> [Task item] Please copy every record below exactly, leaving out the pictures.

[Page and application data records]
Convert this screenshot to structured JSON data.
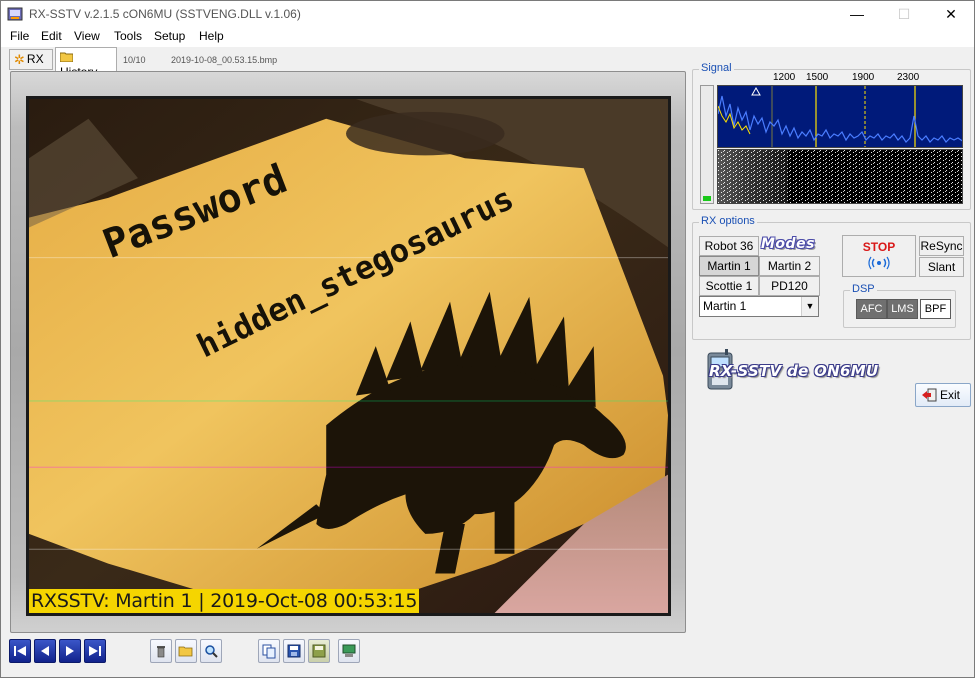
{
  "window": {
    "title": "RX-SSTV v.2.1.5 cON6MU (SSTVENG.DLL v.1.06)",
    "controls": [
      "—",
      "☐",
      "✕"
    ]
  },
  "menu": [
    "File",
    "Edit",
    "View",
    "Tools",
    "Setup",
    "Help"
  ],
  "tabs": [
    {
      "label": "RX",
      "active": false
    },
    {
      "label": "History",
      "active": true
    }
  ],
  "history": {
    "counter": "10/10",
    "filename": "2019-10-08_00.53.15.bmp"
  },
  "image": {
    "overlay_text": "RXSSTV: Martin 1 | 2019-Oct-08 00:53:15",
    "sign_text_line1": "Password",
    "sign_text_line2": "hidden_stegosaurus"
  },
  "signal": {
    "label": "Signal",
    "freq_marks": [
      "1200",
      "1500",
      "1900",
      "2300"
    ],
    "level": 0.04
  },
  "rx_options": {
    "label": "RX options",
    "modes_logo": "Modes",
    "mode_buttons": [
      "Robot 36",
      "Martin 1",
      "Martin 2",
      "Scottie 1",
      "PD120"
    ],
    "selected_mode": "Martin 1",
    "stop_label": "STOP",
    "resync_label": "ReSync",
    "slant_label": "Slant",
    "dsp": {
      "label": "DSP",
      "afc": "AFC",
      "lms": "LMS",
      "bpf": "BPF"
    }
  },
  "brand": {
    "text": "RX-SSTV de ON6MU"
  },
  "exit_label": "Exit",
  "colors": {
    "spectrum_bg": "#001a7a",
    "level_fill": "#19c919",
    "stop_text": "#d91818",
    "overlay_bg": "#f5d500"
  }
}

> [Task answer]
Convert this screenshot to structured JSON data.
{
  "window": {
    "title": "RX-SSTV v.2.1.5 cON6MU (SSTVENG.DLL v.1.06)",
    "controls": [
      "—",
      "☐",
      "✕"
    ]
  },
  "menu": [
    "File",
    "Edit",
    "View",
    "Tools",
    "Setup",
    "Help"
  ],
  "tabs": [
    {
      "label": "RX",
      "active": false
    },
    {
      "label": "History",
      "active": true
    }
  ],
  "history": {
    "counter": "10/10",
    "filename": "2019-10-08_00.53.15.bmp"
  },
  "image": {
    "overlay_text": "RXSSTV: Martin 1 | 2019-Oct-08 00:53:15",
    "sign_text_line1": "Password",
    "sign_text_line2": "hidden_stegosaurus"
  },
  "signal": {
    "label": "Signal",
    "freq_marks": [
      "1200",
      "1500",
      "1900",
      "2300"
    ],
    "level": 0.04
  },
  "rx_options": {
    "label": "RX options",
    "modes_logo": "Modes",
    "mode_buttons": [
      "Robot 36",
      "Martin 1",
      "Martin 2",
      "Scottie 1",
      "PD120"
    ],
    "selected_mode": "Martin 1",
    "stop_label": "STOP",
    "resync_label": "ReSync",
    "slant_label": "Slant",
    "dsp": {
      "label": "DSP",
      "afc": "AFC",
      "lms": "LMS",
      "bpf": "BPF"
    }
  },
  "brand": {
    "text": "RX-SSTV de ON6MU"
  },
  "exit_label": "Exit",
  "colors": {
    "spectrum_bg": "#001a7a",
    "level_fill": "#19c919",
    "stop_text": "#d91818",
    "overlay_bg": "#f5d500"
  }
}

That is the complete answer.